Element data from apps and pages
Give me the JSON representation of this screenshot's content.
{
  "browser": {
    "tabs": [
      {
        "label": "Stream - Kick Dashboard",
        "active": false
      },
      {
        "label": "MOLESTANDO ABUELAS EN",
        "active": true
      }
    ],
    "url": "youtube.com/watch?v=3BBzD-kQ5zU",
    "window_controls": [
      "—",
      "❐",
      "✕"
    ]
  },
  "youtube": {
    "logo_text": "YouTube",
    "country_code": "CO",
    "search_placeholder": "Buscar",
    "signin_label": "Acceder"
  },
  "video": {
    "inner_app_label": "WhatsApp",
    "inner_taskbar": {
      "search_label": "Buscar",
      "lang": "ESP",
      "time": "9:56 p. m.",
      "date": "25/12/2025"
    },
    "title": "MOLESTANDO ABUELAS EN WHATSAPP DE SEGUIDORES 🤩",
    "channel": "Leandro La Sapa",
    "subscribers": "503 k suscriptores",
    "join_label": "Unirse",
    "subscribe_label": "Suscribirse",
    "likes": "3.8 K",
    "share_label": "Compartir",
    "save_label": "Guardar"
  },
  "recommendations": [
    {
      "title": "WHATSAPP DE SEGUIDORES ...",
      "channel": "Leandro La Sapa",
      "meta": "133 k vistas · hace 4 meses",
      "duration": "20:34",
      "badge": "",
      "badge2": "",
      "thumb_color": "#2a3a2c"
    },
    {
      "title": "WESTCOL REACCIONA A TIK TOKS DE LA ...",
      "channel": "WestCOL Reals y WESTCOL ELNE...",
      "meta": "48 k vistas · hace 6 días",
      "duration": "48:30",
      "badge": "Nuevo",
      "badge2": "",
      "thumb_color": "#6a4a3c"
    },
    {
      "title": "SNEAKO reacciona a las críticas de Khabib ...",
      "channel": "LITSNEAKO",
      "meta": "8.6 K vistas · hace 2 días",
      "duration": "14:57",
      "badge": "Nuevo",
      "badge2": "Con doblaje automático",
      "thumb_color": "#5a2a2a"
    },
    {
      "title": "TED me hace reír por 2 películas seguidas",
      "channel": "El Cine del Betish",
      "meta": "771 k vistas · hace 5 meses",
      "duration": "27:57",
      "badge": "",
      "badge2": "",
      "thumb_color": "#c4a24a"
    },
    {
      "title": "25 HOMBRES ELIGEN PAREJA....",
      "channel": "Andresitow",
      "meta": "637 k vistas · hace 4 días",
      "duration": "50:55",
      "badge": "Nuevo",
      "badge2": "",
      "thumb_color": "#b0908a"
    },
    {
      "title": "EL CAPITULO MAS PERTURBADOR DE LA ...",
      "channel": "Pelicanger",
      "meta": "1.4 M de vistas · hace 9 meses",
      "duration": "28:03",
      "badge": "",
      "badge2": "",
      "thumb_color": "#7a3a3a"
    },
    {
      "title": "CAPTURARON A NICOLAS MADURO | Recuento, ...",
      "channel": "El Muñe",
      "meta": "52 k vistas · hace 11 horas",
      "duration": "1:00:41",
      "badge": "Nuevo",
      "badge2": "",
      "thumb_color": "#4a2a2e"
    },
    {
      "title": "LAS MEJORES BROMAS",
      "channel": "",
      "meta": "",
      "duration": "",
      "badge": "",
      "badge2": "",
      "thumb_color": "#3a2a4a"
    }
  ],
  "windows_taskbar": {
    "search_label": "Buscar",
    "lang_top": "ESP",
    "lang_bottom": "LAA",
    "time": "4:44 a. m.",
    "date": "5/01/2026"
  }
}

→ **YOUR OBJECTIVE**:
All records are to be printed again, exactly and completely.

→ **SOLUTION FOR THIS TASK**:
Give me the JSON representation of this screenshot's content.
{
  "browser": {
    "tabs": [
      {
        "label": "Stream - Kick Dashboard",
        "active": false
      },
      {
        "label": "MOLESTANDO ABUELAS EN",
        "active": true
      }
    ],
    "url": "youtube.com/watch?v=3BBzD-kQ5zU",
    "window_controls": [
      "—",
      "❐",
      "✕"
    ]
  },
  "youtube": {
    "logo_text": "YouTube",
    "country_code": "CO",
    "search_placeholder": "Buscar",
    "signin_label": "Acceder"
  },
  "video": {
    "inner_app_label": "WhatsApp",
    "inner_taskbar": {
      "search_label": "Buscar",
      "lang": "ESP",
      "time": "9:56 p. m.",
      "date": "25/12/2025"
    },
    "title": "MOLESTANDO ABUELAS EN WHATSAPP DE SEGUIDORES 🤩",
    "channel": "Leandro La Sapa",
    "subscribers": "503 k suscriptores",
    "join_label": "Unirse",
    "subscribe_label": "Suscribirse",
    "likes": "3.8 K",
    "share_label": "Compartir",
    "save_label": "Guardar"
  },
  "recommendations": [
    {
      "title": "WHATSAPP DE SEGUIDORES ...",
      "channel": "Leandro La Sapa",
      "meta": "133 k vistas · hace 4 meses",
      "duration": "20:34",
      "badge": "",
      "badge2": "",
      "thumb_color": "#2a3a2c"
    },
    {
      "title": "WESTCOL REACCIONA A TIK TOKS DE LA ...",
      "channel": "WestCOL Reals y WESTCOL ELNE...",
      "meta": "48 k vistas · hace 6 días",
      "duration": "48:30",
      "badge": "Nuevo",
      "badge2": "",
      "thumb_color": "#6a4a3c"
    },
    {
      "title": "SNEAKO reacciona a las críticas de Khabib ...",
      "channel": "LITSNEAKO",
      "meta": "8.6 K vistas · hace 2 días",
      "duration": "14:57",
      "badge": "Nuevo",
      "badge2": "Con doblaje automático",
      "thumb_color": "#5a2a2a"
    },
    {
      "title": "TED me hace reír por 2 películas seguidas",
      "channel": "El Cine del Betish",
      "meta": "771 k vistas · hace 5 meses",
      "duration": "27:57",
      "badge": "",
      "badge2": "",
      "thumb_color": "#c4a24a"
    },
    {
      "title": "25 HOMBRES ELIGEN PAREJA....",
      "channel": "Andresitow",
      "meta": "637 k vistas · hace 4 días",
      "duration": "50:55",
      "badge": "Nuevo",
      "badge2": "",
      "thumb_color": "#b0908a"
    },
    {
      "title": "EL CAPITULO MAS PERTURBADOR DE LA ...",
      "channel": "Pelicanger",
      "meta": "1.4 M de vistas · hace 9 meses",
      "duration": "28:03",
      "badge": "",
      "badge2": "",
      "thumb_color": "#7a3a3a"
    },
    {
      "title": "CAPTURARON A NICOLAS MADURO | Recuento, ...",
      "channel": "El Muñe",
      "meta": "52 k vistas · hace 11 horas",
      "duration": "1:00:41",
      "badge": "Nuevo",
      "badge2": "",
      "thumb_color": "#4a2a2e"
    },
    {
      "title": "LAS MEJORES BROMAS",
      "channel": "",
      "meta": "",
      "duration": "",
      "badge": "",
      "badge2": "",
      "thumb_color": "#3a2a4a"
    }
  ],
  "windows_taskbar": {
    "search_label": "Buscar",
    "lang_top": "ESP",
    "lang_bottom": "LAA",
    "time": "4:44 a. m.",
    "date": "5/01/2026"
  }
}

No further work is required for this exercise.